Children's fiction employs this trope so often that it fits a formula. A wise character tries to convince the protagonist that something wonderful will happen if only he or she will earnestly believe an improbability. Consider, for instance, how Yoda tells Luke to cast aside all doubt if he wants to levitate his x-wing from the swamps of Dagobah. "Do, or do not. There is no try," Yoda explains. Following the usual script, Luke resists, courting disaster, before he finally embraces faith and wins its rewards.
But I'd like to put in a good word for one of my favorite childhood television characters, who for close to four decades has served as an important counter-weight to this theme -- the incomparable Scooby Doo.
Once you get past the obviously fantastical notion of a talking Great Dane, what I've always felt was great about Scooby's gang was that the way they inculcated in young viewers a healthy dose of subversive skepticism. Week after week, through application of science and reason, the Scooby gang face down their fears and discover that, once you look closely enough, what appear to be super-natural events and ghostly apparitions inevitably reveal themselves to be the work of charlatans and hucksters with sinister motivations.
Yes, the plot was so repetitive as to almost constitute a Zen koan, but that scenario repeats itself (ad infinitum) in real life, as well. From Jeanne Dixon to Uri Gellar to James Van Pragh to John Edward and Sylvia Browne, the song remains the same.
And this, in my humble opinion, is one of the many reasons why the recent and quite shitty live action movie versions so badly missed the heart and soul of the show. In both 2002's Scooby Doo and its ill-conceived sequel, the filmmakers thought it cute to pit the Mystery Machine gang "real" super-natural baddies. As if making fans suffer Freddie Prinze Jr. in any context weren't betrayal enough.
And on that, I close with a quote from that most eminent wit, Eddie Izzard, on the international significance of Shaggy and Scooby:
Shaggy and Scooby are interesting characters. They're two of the most major characters in American literature. Because, and I mean this sincerely, and I think it's fantastic, because they are cowards. They are cowardly characters - they believe in cowardice and sandwiches. And can you think of any in the whole realm of the English-speaking literature that are characters like that? Cowardly characters that you identify with. ‘Cause you identify with them, you're with them all the way! "Go Shaggy! Go Scooby!"...
...the only other character -- I mean, tell me now if you can think of any character ‘cause I'm willing to learn -- but somebody mentioned Falstaff. A Shakespearean character! It's that level of greatness! Falstaff, you sort of identify with him, but he has a melancholy with him. But Shaggy and Scooby are upbeat all the time, saying "ruh ruh ruh roo." And you love 'em! You're with 'em! There's part of us that are Shaggy and Scooby at every stage of the way.

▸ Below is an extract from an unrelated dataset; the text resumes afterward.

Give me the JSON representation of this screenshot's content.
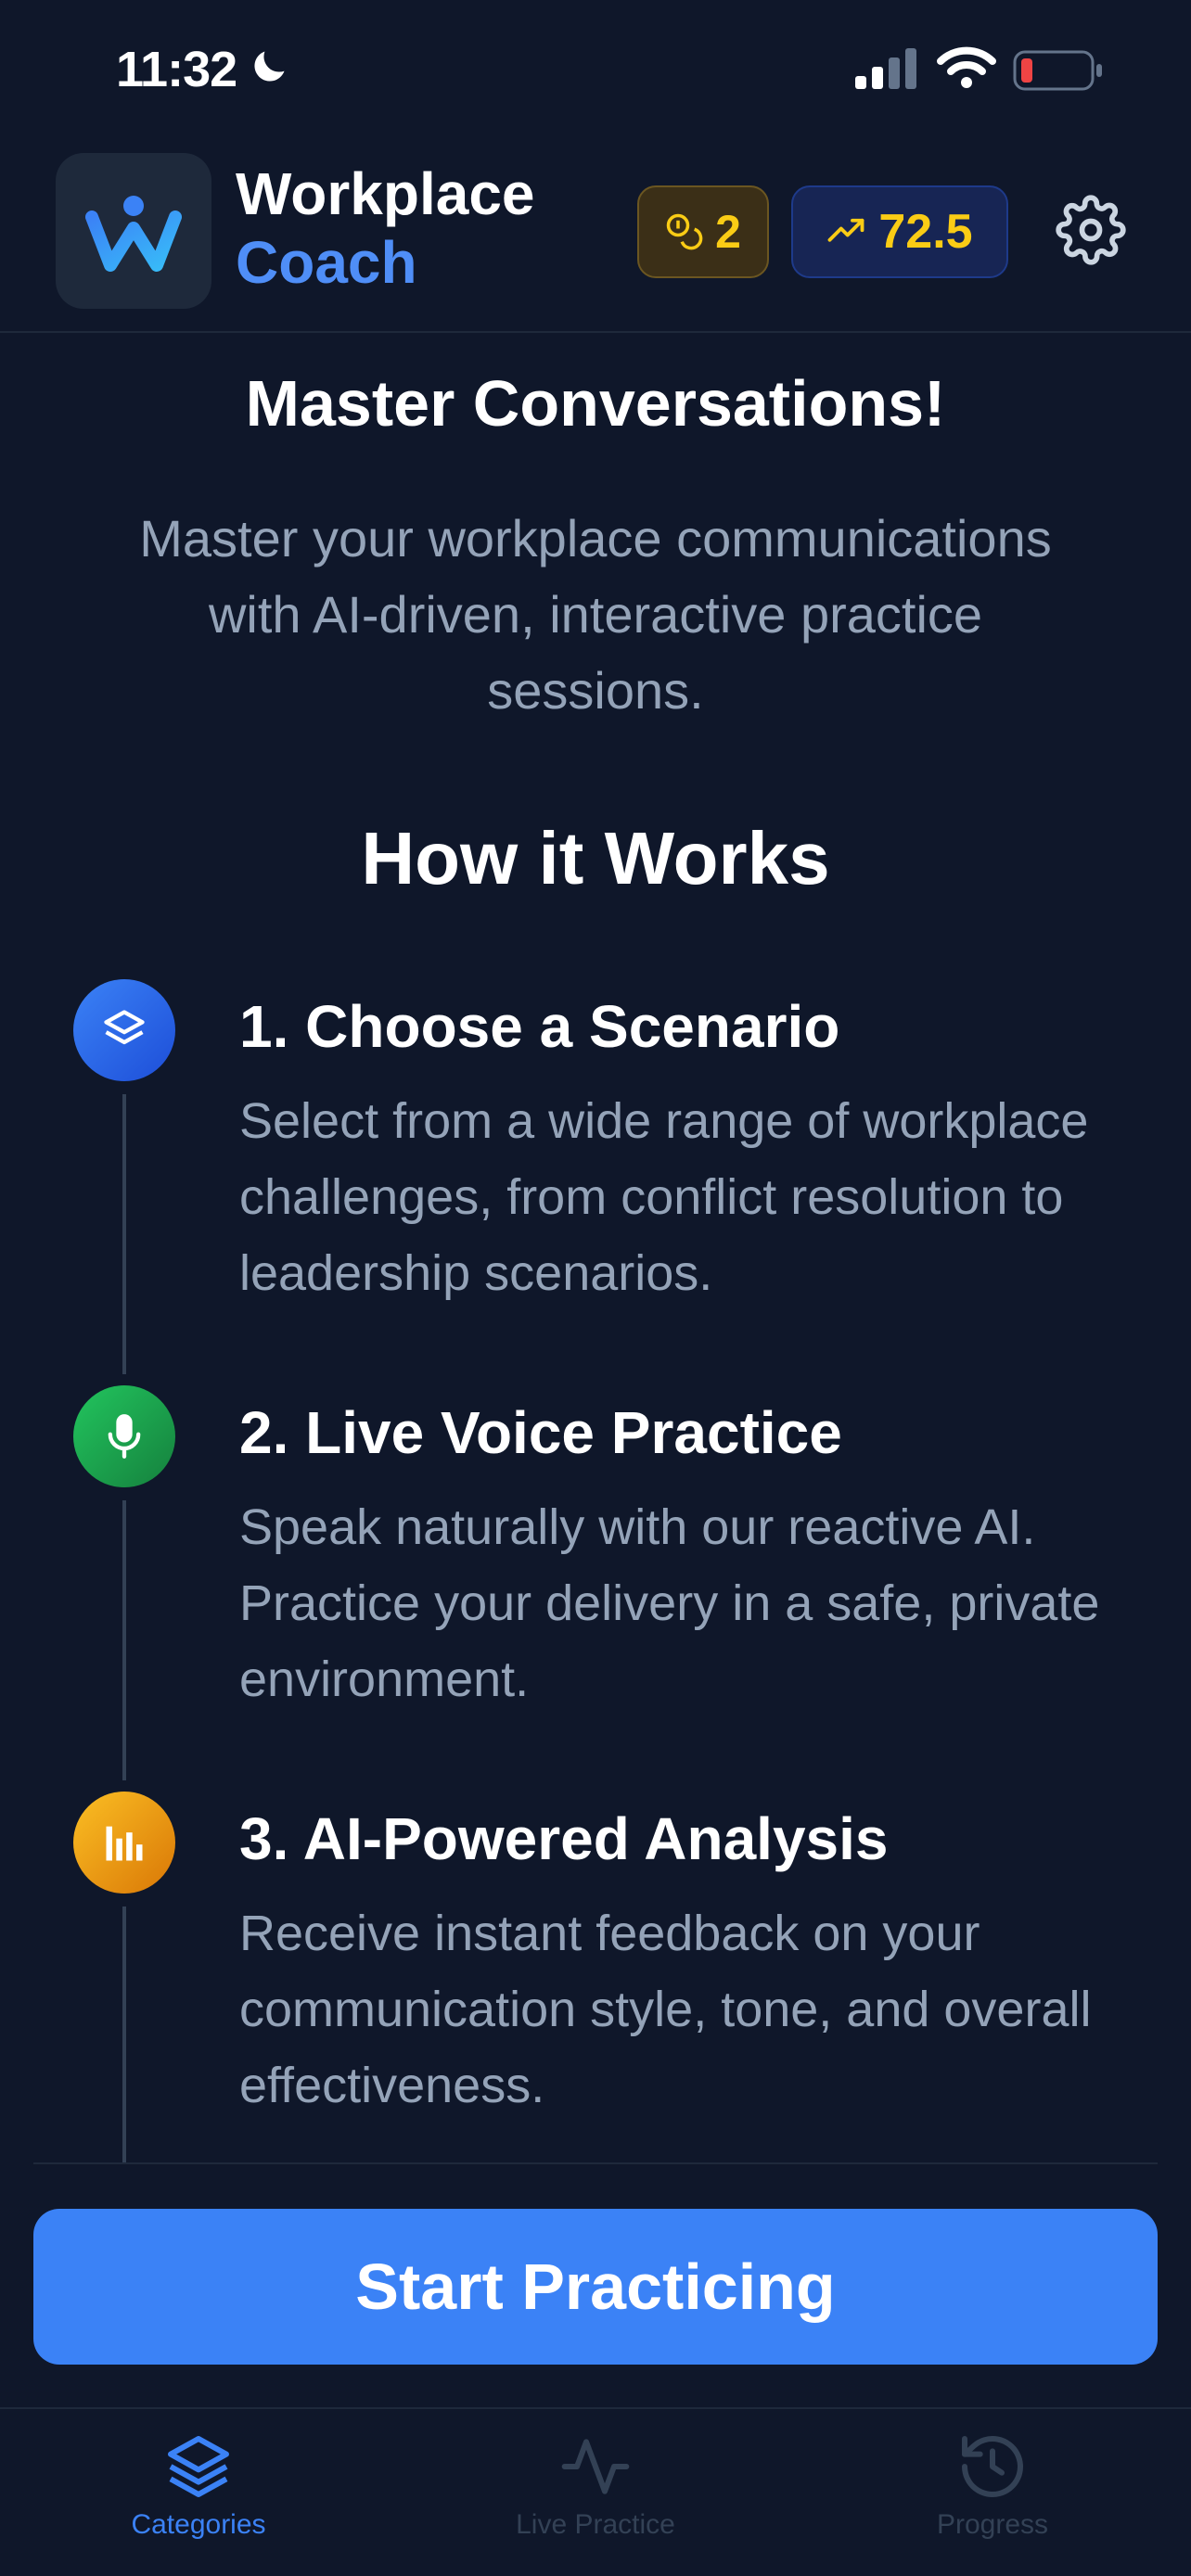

So if you travel around the world, and, you know, ‘cause your American foreign policy does give you a difficult time to exist around the world, two tricks: one, say you're Canadian, that helps. It works in Europe, it's very good! And the second is just say, "Shaggy and Scooby." And they'll go "Raggy and Rooby!" International credit card, I think!